• **What the task asks**
Each line of the data holding "かんたん画像変換君" should be found and copied.

Recorded data:

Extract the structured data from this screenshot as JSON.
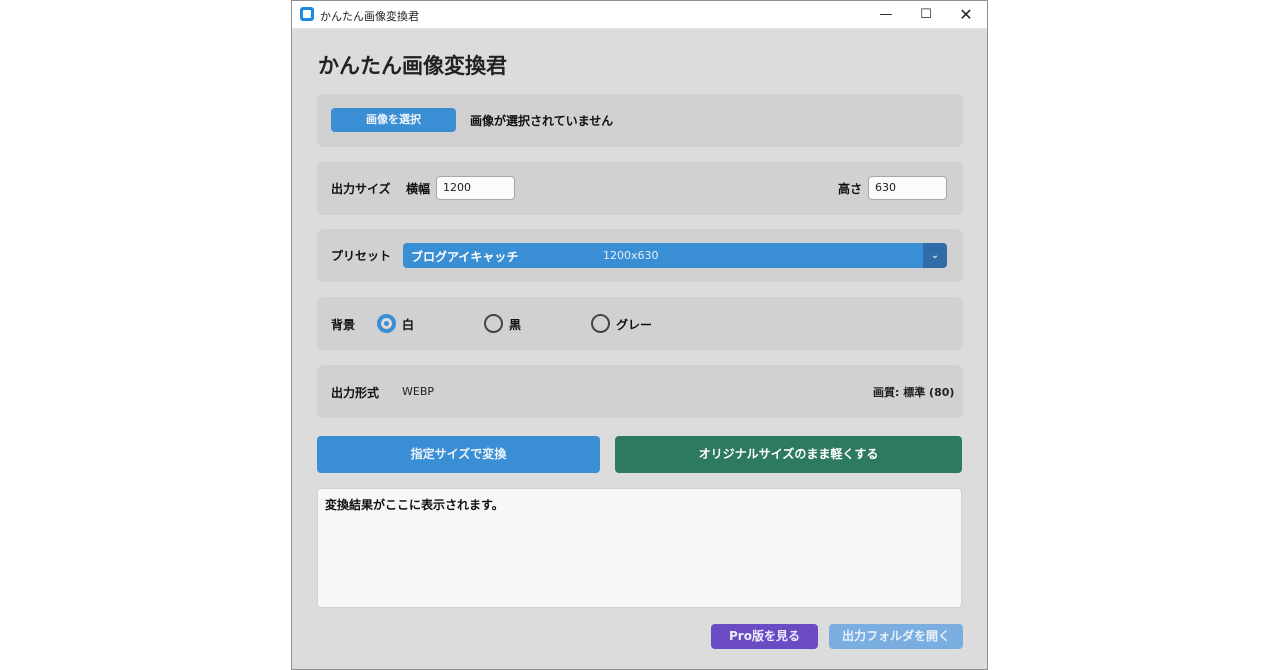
{
  "window": {
    "title": "かんたん画像変換君",
    "controls": {
      "minimize": "—",
      "maximize": "☐",
      "close": "✕"
    }
  },
  "app": {
    "heading": "かんたん画像変換君"
  },
  "file_select": {
    "button_label": "画像を選択",
    "status": "画像が選択されていません"
  },
  "output_size": {
    "label": "出力サイズ",
    "width_label": "横幅",
    "width_value": "1200",
    "height_label": "高さ",
    "height_value": "630"
  },
  "preset": {
    "label": "プリセット",
    "selected_name": "ブログアイキャッチ",
    "selected_size": "1200x630",
    "arrow": "⌄"
  },
  "background": {
    "label": "背景",
    "options": [
      {
        "label": "白",
        "selected": true
      },
      {
        "label": "黒",
        "selected": false
      },
      {
        "label": "グレー",
        "selected": false
      }
    ]
  },
  "format": {
    "label": "出力形式",
    "value": "WEBP",
    "quality_label": "画質: 標準 (80)"
  },
  "actions": {
    "convert_label": "指定サイズで変換",
    "compress_label": "オリジナルサイズのまま軽くする"
  },
  "result": {
    "text": "変換結果がここに表示されます。"
  },
  "footer": {
    "pro_label": "Pro版を見る",
    "open_folder_label": "出力フォルダを開く"
  },
  "colors": {
    "primary": "#3a8ed4",
    "green": "#2e7a5e",
    "purple": "#6a4bc4",
    "panel": "#d1d1d1",
    "background": "#dcdcdc"
  }
}
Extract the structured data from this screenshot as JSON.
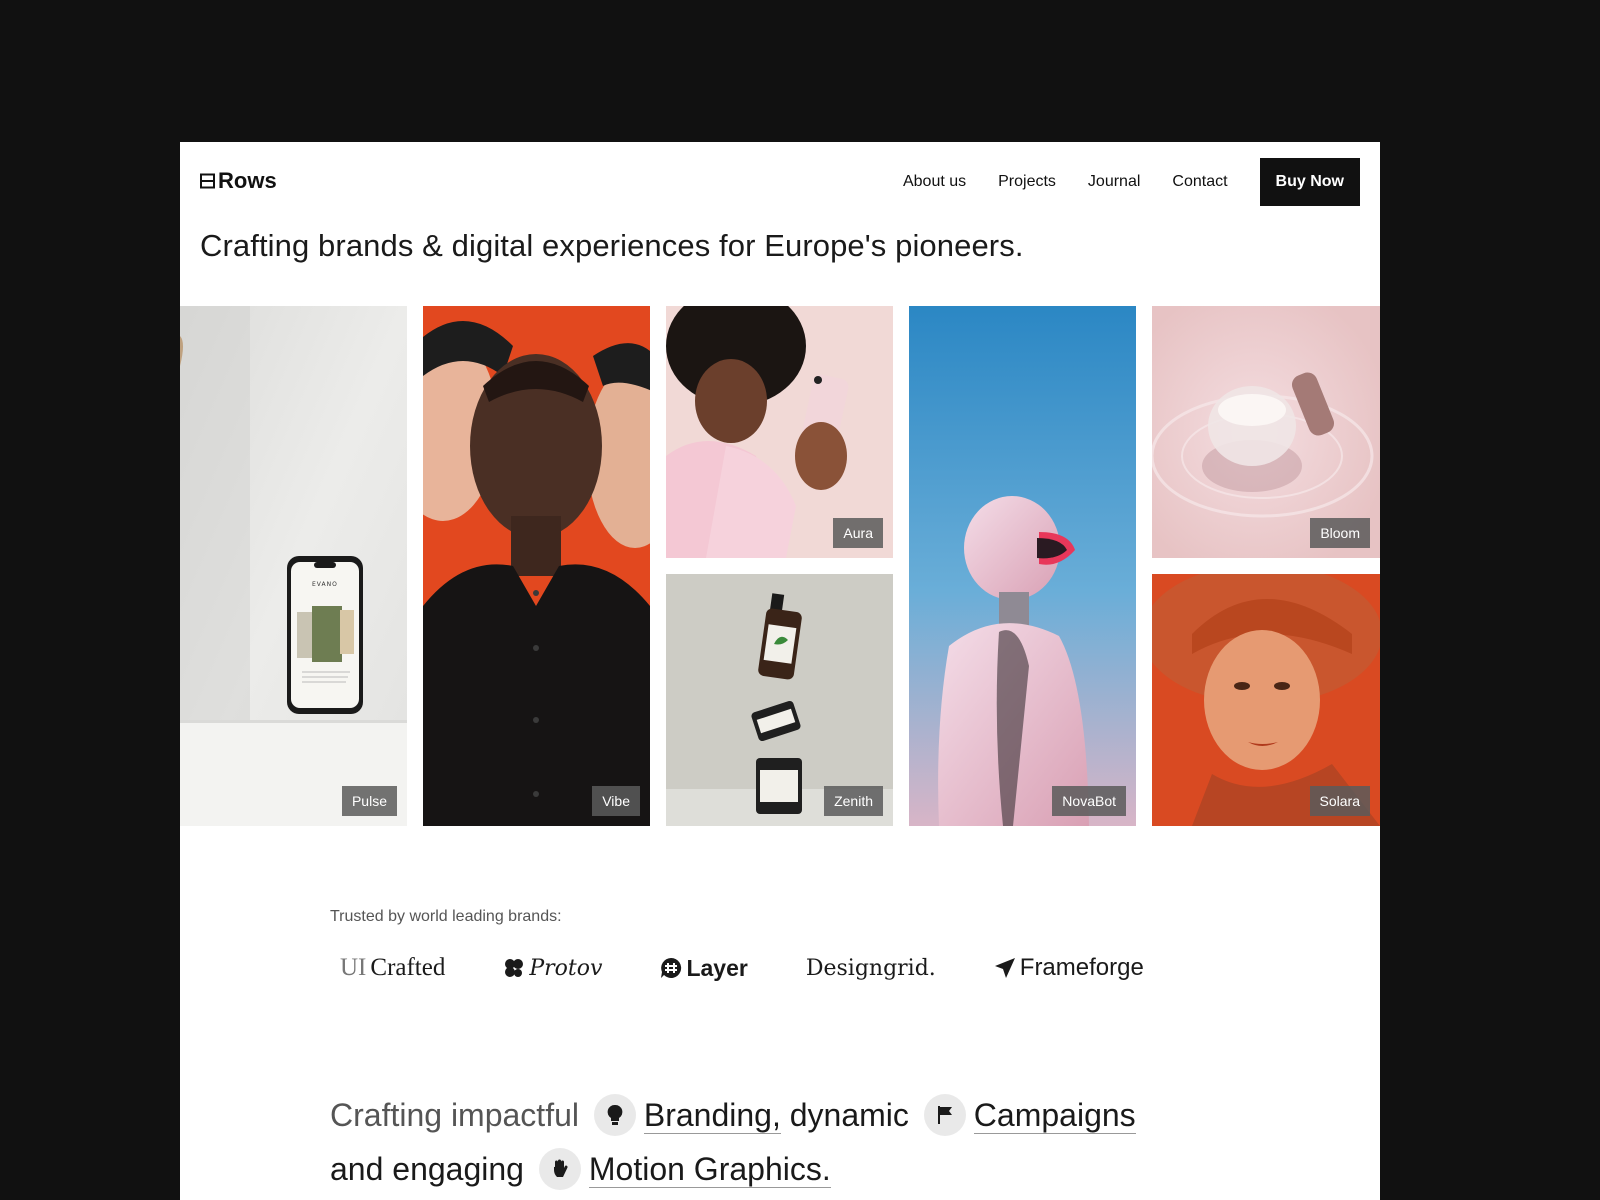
{
  "header": {
    "logo_text": "Rows",
    "nav": [
      "About us",
      "Projects",
      "Journal",
      "Contact"
    ],
    "cta_label": "Buy Now"
  },
  "headline": "Crafting brands & digital experiences for Europe's pioneers.",
  "gallery": {
    "tiles": [
      {
        "label": "Pulse"
      },
      {
        "label": "Vibe"
      },
      {
        "label": "Aura"
      },
      {
        "label": "Zenith"
      },
      {
        "label": "NovaBot"
      },
      {
        "label": "Bloom"
      },
      {
        "label": "Solara"
      }
    ],
    "phone_mockup_text": "EVANO"
  },
  "trusted": {
    "label": "Trusted by world leading brands:",
    "brands": [
      {
        "name": "UICrafted",
        "prefix": "UI",
        "rest": "Crafted"
      },
      {
        "name": "Protov"
      },
      {
        "name": "Layer"
      },
      {
        "name": "Designgrid."
      },
      {
        "name": "Frameforge"
      }
    ]
  },
  "statement": {
    "part1": "Crafting impactful",
    "kw1": "Branding,",
    "part2": "dynamic",
    "kw2": "Campaigns",
    "part3": "and engaging",
    "kw3": "Motion Graphics.",
    "icons": [
      "lightbulb-icon",
      "flag-icon",
      "hand-icon"
    ]
  },
  "colors": {
    "background": "#111111",
    "page": "#ffffff",
    "cta": "#111111",
    "label_badge": "#5a5a5a",
    "accent_orange": "#e2481f",
    "sky_blue": "#2a8fc8"
  }
}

• **Result below**
    "title": "かんたん画像変換君",
    "heading": "かんたん画像変換君"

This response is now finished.